This is a very concise little book that is written in friendly, conversational prose, as if the author were a good friend talking to you on your couch. As a busy, attachment-minded mother, I liked that it took me only half an hour or so to read, but I found myself spending more time reflecting on the lessons in the book because they were not what I was accustomed to thinking, even with my education and training as a psychotherapist. For example, our purpose-driven, aggressive society is not used to taking the time to speak very consciously and be aware of all the judgments we automatically make in our minds that manifest in our speech. This book is about becoming more aware of how we treat our children (we would seldom treat even a stranger with the everyday brusqueness and condescension we show our children, for example, the author states). I liked the small examples of everyday life that the author takes from his own experiences with his children. He talks about how our requests for things are actually thinly guised demands, and writes, "One of the most unfortuante results of making our objective to get our children to do what we want, rather than having our objective be for all of us to get what we want, is that eventually our children will be hearing a demand in whatever we are asking." The problem here is not honoring people's autonomy, which is an innate human quality that becomes threatened whenever we sense we are being forced or pushed into something. To become more effective, compassionate parents who enjoy our kids rather than resent their "disobedience", the author show us ways to guide them in life while respecting their autonomy and basic human needs to make independent choices. The author wisely distinguishes between age-appropriate choices within their reach -- the toddler, for example, who, when given the opportunity, after being role modeled generosity by his parents, chooses independently to share candy with his siblings -- and those choices that are non-negotiable, such as playing in the middle of a busy street.

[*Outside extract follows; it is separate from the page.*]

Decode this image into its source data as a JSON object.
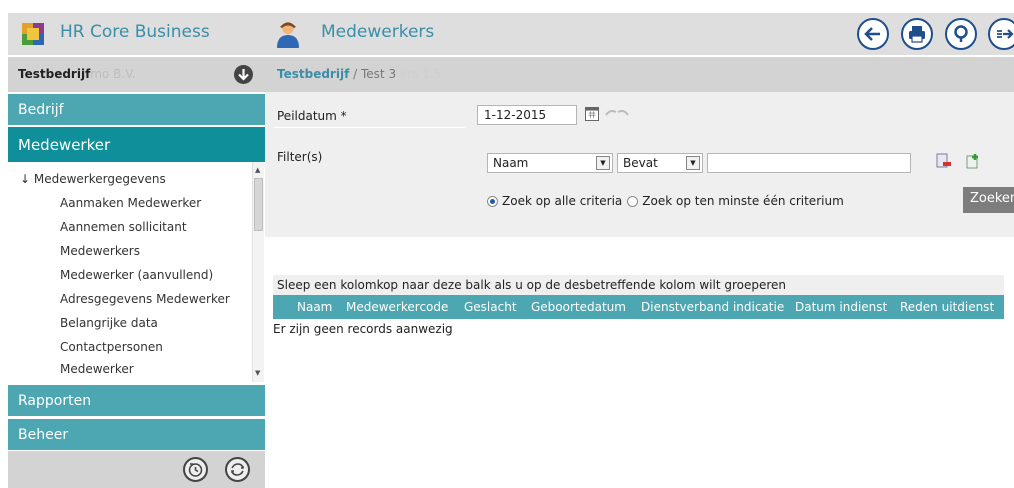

Though I haven't yet mentioned it, my favorite part of the book was learning about how just about every painful or uncomfortable emotion we experience is an unmet need. This shifts the thinking away from evaluating children and ourselves in a moralistic sense and moves towards "a language based on needs". Inside the back cover of the book is a helpful table listing emotions we feel when our needs are not being met, and very simple and respectful ways we can ask others to meet our needs without trampling upon theirs.